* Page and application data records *
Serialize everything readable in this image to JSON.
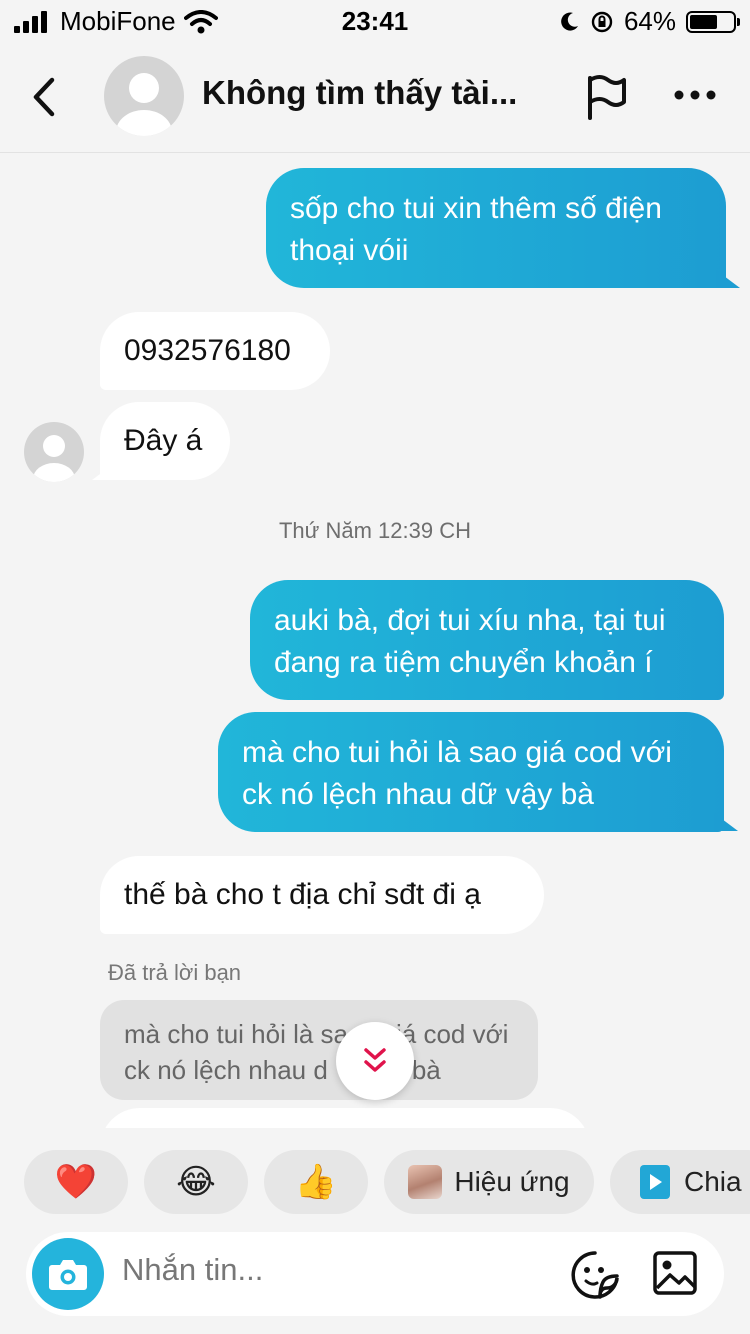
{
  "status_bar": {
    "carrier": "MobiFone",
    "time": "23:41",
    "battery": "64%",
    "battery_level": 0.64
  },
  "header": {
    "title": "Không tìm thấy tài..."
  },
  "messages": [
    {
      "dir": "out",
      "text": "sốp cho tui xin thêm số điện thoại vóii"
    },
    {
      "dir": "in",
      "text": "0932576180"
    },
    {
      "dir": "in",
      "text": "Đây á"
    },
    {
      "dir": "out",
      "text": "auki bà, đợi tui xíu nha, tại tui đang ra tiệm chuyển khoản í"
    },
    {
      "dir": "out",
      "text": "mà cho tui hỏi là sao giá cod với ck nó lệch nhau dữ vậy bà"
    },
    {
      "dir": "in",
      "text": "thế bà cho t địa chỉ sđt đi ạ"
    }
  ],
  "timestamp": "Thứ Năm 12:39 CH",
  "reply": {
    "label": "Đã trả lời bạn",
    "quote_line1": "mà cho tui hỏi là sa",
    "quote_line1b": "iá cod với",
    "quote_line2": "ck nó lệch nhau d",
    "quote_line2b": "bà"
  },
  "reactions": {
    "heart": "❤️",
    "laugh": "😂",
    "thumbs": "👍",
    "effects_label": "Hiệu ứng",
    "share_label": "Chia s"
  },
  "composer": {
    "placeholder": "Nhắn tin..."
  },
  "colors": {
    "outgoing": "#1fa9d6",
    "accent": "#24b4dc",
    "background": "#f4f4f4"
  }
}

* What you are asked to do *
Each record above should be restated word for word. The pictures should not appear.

* Answer for the task *
Serialize everything readable in this image to JSON.
{
  "status_bar": {
    "carrier": "MobiFone",
    "time": "23:41",
    "battery": "64%",
    "battery_level": 0.64
  },
  "header": {
    "title": "Không tìm thấy tài..."
  },
  "messages": [
    {
      "dir": "out",
      "text": "sốp cho tui xin thêm số điện thoại vóii"
    },
    {
      "dir": "in",
      "text": "0932576180"
    },
    {
      "dir": "in",
      "text": "Đây á"
    },
    {
      "dir": "out",
      "text": "auki bà, đợi tui xíu nha, tại tui đang ra tiệm chuyển khoản í"
    },
    {
      "dir": "out",
      "text": "mà cho tui hỏi là sao giá cod với ck nó lệch nhau dữ vậy bà"
    },
    {
      "dir": "in",
      "text": "thế bà cho t địa chỉ sđt đi ạ"
    }
  ],
  "timestamp": "Thứ Năm 12:39 CH",
  "reply": {
    "label": "Đã trả lời bạn",
    "quote_line1": "mà cho tui hỏi là sa",
    "quote_line1b": "iá cod với",
    "quote_line2": "ck nó lệch nhau d",
    "quote_line2b": "bà"
  },
  "reactions": {
    "heart": "❤️",
    "laugh": "😂",
    "thumbs": "👍",
    "effects_label": "Hiệu ứng",
    "share_label": "Chia s"
  },
  "composer": {
    "placeholder": "Nhắn tin..."
  },
  "colors": {
    "outgoing": "#1fa9d6",
    "accent": "#24b4dc",
    "background": "#f4f4f4"
  }
}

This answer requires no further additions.